**** RAW DATA

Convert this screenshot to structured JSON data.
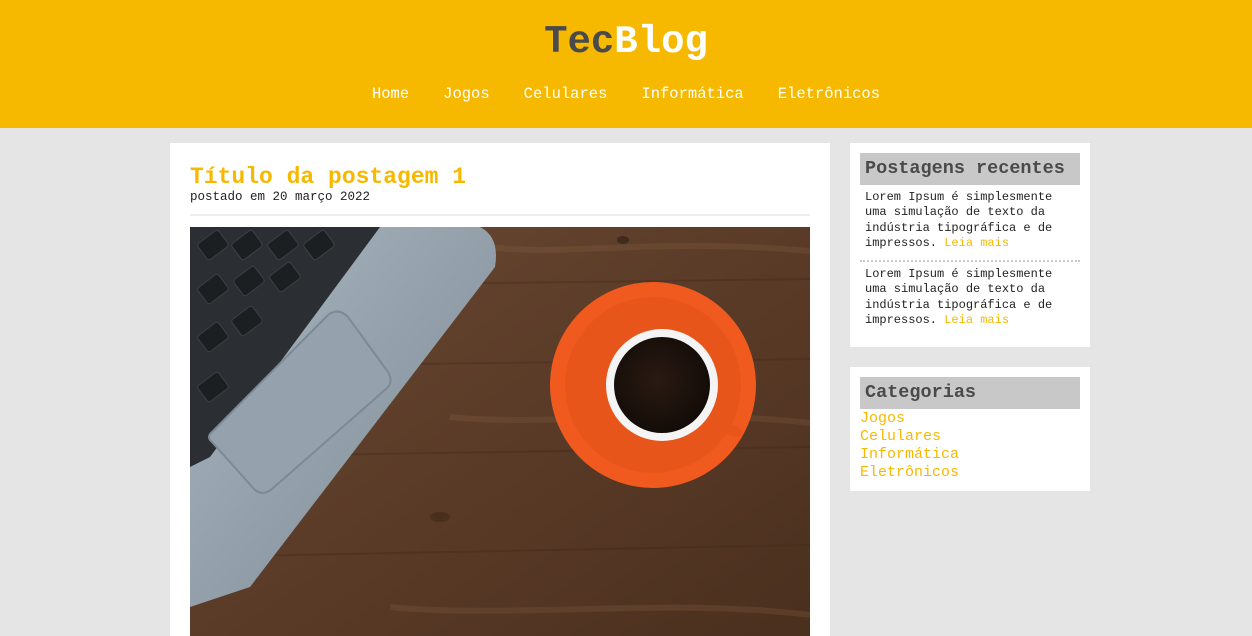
{
  "brand": {
    "part1": "Tec",
    "part2": "Blog"
  },
  "nav": [
    {
      "label": "Home"
    },
    {
      "label": "Jogos"
    },
    {
      "label": "Celulares"
    },
    {
      "label": "Informática"
    },
    {
      "label": "Eletrônicos"
    }
  ],
  "post": {
    "title": "Título da postagem 1",
    "date": "postado em 20 março 2022"
  },
  "recent": {
    "title": "Postagens recentes",
    "items": [
      {
        "text": "Lorem Ipsum é simplesmente uma simulação de texto da indústria tipográfica e de impressos.",
        "link": "Leia mais"
      },
      {
        "text": "Lorem Ipsum é simplesmente uma simulação de texto da indústria tipográfica e de impressos.",
        "link": "Leia mais"
      }
    ]
  },
  "categories": {
    "title": "Categorias",
    "items": [
      {
        "label": "Jogos"
      },
      {
        "label": "Celulares"
      },
      {
        "label": "Informática"
      },
      {
        "label": "Eletrônicos"
      }
    ]
  },
  "colors": {
    "accent": "#f7b900",
    "dark": "#4a4a4a",
    "widget_header": "#c8c8c8",
    "background": "#e5e5e5"
  }
}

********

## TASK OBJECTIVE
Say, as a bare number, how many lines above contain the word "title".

## TASK SOLUTION
3